“Autumn is the mellower season, and what we lose in flowers we more than gain in fruits.”
It’s all a matter of perspective. For most of history, autumn has been about endings. For farmers, it’s the end of the growing season. It means harvest time and the literal reaping of what they’ve sown. For kids it’s the end of summer and the temporary suspension of freedom. For adults it’s the end of temperate weather and the gradual slide into a more demanding winter. Thinking about endings gives autumn a melancholy and bittersweet air. Songs like George Strait’s, Chill of an Early Fall, Neil Diamond’s, September Morn and Nat King Cole’s classic, Autumn Leaves all tell of lost loves. Sinatra’s, September of My Years likens autumn to the passage of time and fosters introspection. Introspection leads to nostalgia for writers like Henry Mankell. In, An Event in Autumn, the always doleful Swedish policeman, Kurt Wallander, reflects on what’s past and what likely will never be. Laura Ingalls Wilder expresses this nostalgia sentimentally in, Little House in the Big Woods. It’s the story of pioneer life in 19th century Wisconsin. In these woods, autumn is a time of tapping trees for sap to make candy and maple syrup. It’s a backwards look on happy times. Landscape painters such as Monet, Cole, Constable and Twombly have captured the season on canvas with its shifting light and changing flora. All of it signals that something is over. Things are coming to an end. It’s time sit by the fire with a steaming mug of cider while everything winds down. But like the seasons, perspectives change and autumn is taking on a whole new look.

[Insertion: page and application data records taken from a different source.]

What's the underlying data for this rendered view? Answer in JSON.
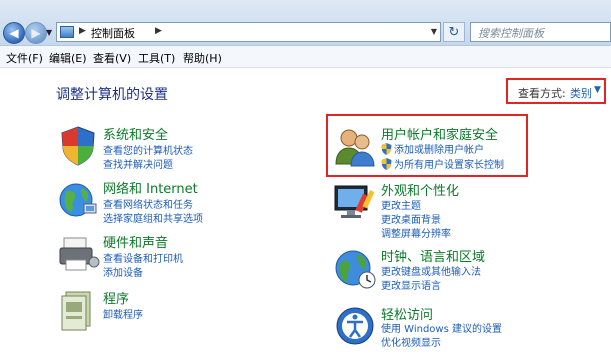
{
  "address_bar": {
    "breadcrumb": "控制面板",
    "search_placeholder": "搜索控制面板"
  },
  "menu": [
    "文件(F)",
    "编辑(E)",
    "查看(V)",
    "工具(T)",
    "帮助(H)"
  ],
  "page_title": "调整计算机的设置",
  "view": {
    "label": "查看方式:",
    "value": "类别"
  },
  "categories": [
    {
      "title": "系统和安全",
      "links": [
        "查看您的计算机状态",
        "查找并解决问题"
      ]
    },
    {
      "title": "网络和 Internet",
      "links": [
        "查看网络状态和任务",
        "选择家庭组和共享选项"
      ]
    },
    {
      "title": "硬件和声音",
      "links": [
        "查看设备和打印机",
        "添加设备"
      ]
    },
    {
      "title": "程序",
      "links": [
        "卸载程序"
      ]
    },
    {
      "title": "用户帐户和家庭安全",
      "links": [
        "添加或删除用户帐户",
        "为所有用户设置家长控制"
      ]
    },
    {
      "title": "外观和个性化",
      "links": [
        "更改主题",
        "更改桌面背景",
        "调整屏幕分辨率"
      ]
    },
    {
      "title": "时钟、语言和区域",
      "links": [
        "更改键盘或其他输入法",
        "更改显示语言"
      ]
    },
    {
      "title": "轻松访问",
      "links": [
        "使用 Windows 建议的设置",
        "优化视频显示"
      ]
    }
  ]
}
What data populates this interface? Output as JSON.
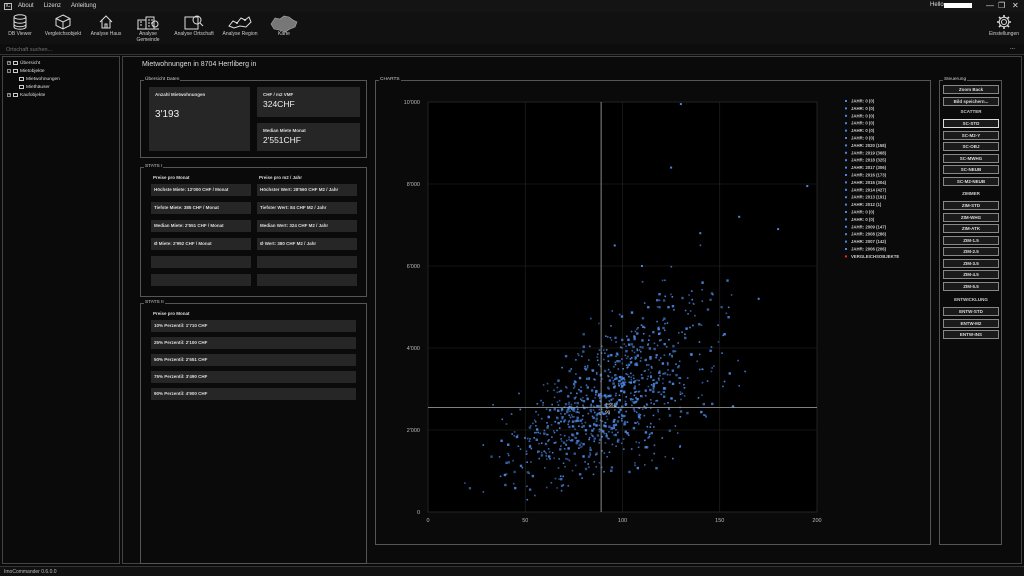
{
  "titlebar": {
    "app_icon": "IC",
    "menus": [
      "About",
      "Lizenz",
      "Anleitung"
    ],
    "hello": "Hello",
    "minimize": "—",
    "restore": "❐",
    "close": "✕"
  },
  "toolbar": {
    "items": [
      {
        "label": "DB Viewer",
        "icon": "database-icon"
      },
      {
        "label": "Vergleichsobjekt",
        "icon": "cube-icon"
      },
      {
        "label": "Analyse Haus",
        "icon": "house-icon"
      },
      {
        "label": "Analyse Gemeinde",
        "icon": "buildings-icon"
      },
      {
        "label": "Analyse Ortschaft",
        "icon": "map-search-icon"
      },
      {
        "label": "Analyse Region",
        "icon": "region-map-icon"
      },
      {
        "label": "Karte",
        "icon": "swiss-map-icon"
      }
    ],
    "settings_label": "Einstellungen"
  },
  "search": {
    "placeholder": "Ortschaft suchen...",
    "more": "..."
  },
  "tree": {
    "items": [
      {
        "label": "Übersicht",
        "level": 0,
        "toggle": "+"
      },
      {
        "label": "Mietobjekte",
        "level": 0,
        "toggle": "-"
      },
      {
        "label": "Mietwohnungen",
        "level": 1,
        "toggle": ""
      },
      {
        "label": "Miethäuser",
        "level": 1,
        "toggle": ""
      },
      {
        "label": "Kaufobjekte",
        "level": 0,
        "toggle": "+"
      }
    ]
  },
  "page": {
    "title": "Mietwohnungen in 8704 Herrliberg in"
  },
  "overview": {
    "title": "Übersicht Daten",
    "count_label": "Anzahl Mietwohnungen",
    "count_value": "3'193",
    "chf_m2_label": "CHF / m2 VMF",
    "chf_m2_value": "324CHF",
    "median_label": "Median Miete Monat",
    "median_value": "2'551CHF"
  },
  "stats1": {
    "title": "STATS I",
    "head_left": "Preise pro Monat",
    "head_right": "Preise pro m2 / Jahr",
    "left": [
      "Höchste Miete: 12'000 CHF / Monat",
      "Tiefste Miete: 385 CHF / Monat",
      "Median Miete: 2'551 CHF / Monat",
      "Ø Miete: 2'992 CHF / Monat",
      "",
      ""
    ],
    "right": [
      "Höchster Wert: 28'560 CHF M2 / Jahr",
      "Tiefster Wert: 84 CHF M2 / Jahr",
      "Median Wert: 324 CHF M2 / Jahr",
      "Ø Wert: 380 CHF M2 / Jahr",
      "",
      ""
    ]
  },
  "stats2": {
    "title": "STATS II",
    "head": "Preise pro Monat",
    "rows": [
      "10% Perzentil: 1'710 CHF",
      "25% Perzentil: 2'100 CHF",
      "50% Perzentil: 2'551 CHF",
      "75% Perzentil: 3'490 CHF",
      "90% Perzentil: 4'900 CHF"
    ]
  },
  "charts": {
    "title": "CHARTS"
  },
  "chart_data": {
    "type": "scatter",
    "xlim": [
      0,
      200
    ],
    "ylim": [
      0,
      10000
    ],
    "x_ticks": [
      0,
      50,
      100,
      150,
      200
    ],
    "y_ticks": [
      0,
      2000,
      4000,
      6000,
      8000,
      10000
    ],
    "x_tick_labels": [
      "0",
      "50",
      "100",
      "150",
      "200"
    ],
    "y_tick_labels": [
      "0",
      "2'000",
      "4'000",
      "6'000",
      "8'000",
      "10'000"
    ],
    "grid": true,
    "point_color": "#4b86e0",
    "crosshair": {
      "x": 89,
      "y": 2551,
      "label_y": "2'551",
      "label_x": "90"
    },
    "legend_position": "right",
    "legend": [
      "JAHR: 0 (0)",
      "JAHR: 0 (0)",
      "JAHR: 0 (0)",
      "JAHR: 0 (0)",
      "JAHR: 0 (0)",
      "JAHR: 0 (0)",
      "JAHR: 2020 (158)",
      "JAHR: 2019 (368)",
      "JAHR: 2018 (325)",
      "JAHR: 2017 (306)",
      "JAHR: 2016 (173)",
      "JAHR: 2015 (304)",
      "JAHR: 2014 (427)",
      "JAHR: 2013 (191)",
      "JAHR: 2012 (1)",
      "JAHR: 0 (0)",
      "JAHR: 0 (0)",
      "JAHR: 2009 (147)",
      "JAHR: 2008 (286)",
      "JAHR: 2007 (142)",
      "JAHR: 2006 (206)",
      "VERGLEICHSOBJEKTE"
    ],
    "highlight_legend_color": "#e03030"
  },
  "controls": {
    "title": "Steuerung",
    "zoom_back": "Zoom Back",
    "save_image": "Bild speichern...",
    "scatter_head": "SCATTER",
    "scatter": [
      "SC-STD",
      "SC-M2-Y",
      "SC-OBJ",
      "SC-MWHG",
      "SC-NEUB",
      "SC-M2-NEUB"
    ],
    "zimmer_head": "ZIMMER",
    "zimmer": [
      "ZIM-STD",
      "ZIM-WHG",
      "ZIM-ATK",
      "ZIM-1.5",
      "ZIM-2.5",
      "ZIM-3.5",
      "ZIM-4.5",
      "ZIM-5.5"
    ],
    "entw_head": "ENTWICKLUNG",
    "entw": [
      "ENTW-STD",
      "ENTW-M2",
      "ENTW-INS"
    ]
  },
  "status": {
    "text": "ImoCommander 0.6.0.0"
  }
}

Today September is the new January and New Year’s Day has been preempted by Labor Day—without the bothersome resolutions. This is no accident—society has completely reoriented itself. If you work for the federal government or thousands of other governmental entities or businesses, your fiscal year begins during the autumn season. On a practical level that means the end-of- the-year closeout is behind you and you’re freshly capitalized for another year—eureka! And speaking of eureka, autumn is when the interminable boredom of baseball finally gives way to the white-hot excitement of high school, college and NFL football. Don’t forget Halloween—autumn’s signature holiday. It now rivals Christmas in terms of popularity and cash expenditures. It’s not just for kids either. Adults can have the same hedonistic pleasures at a Halloween party that they can enjoy at those oh-so-predictable New Year’s Eve parties. There’s even the added bonus of the next day’s Día de Muertos celebration to give meaning to your hangover. Whether you’re in Kindergarten or graduate school, it all begins in September (nonconformists may start in August but it’s still called fall semester!). The new autumn has it all: fresh start at work, fresh start in school, fresh start in sports and a great holiday to boot! There’s no better time for you to wipe your personal slate clean and start contemplating exciting times in the 12 months to come.
We’re at the autumnal equinox so it’s time to decide. Will you mope through autumn in an introspective haze? Or will you hop on the fresh start bandwagon? Will you ruminate or anticipate. Reflect or envision? When the leaves fall will you be thinking about endings or beginnings? It’s all a matter of perspective, but either way you can still enjoy that mug of cider. —Ebert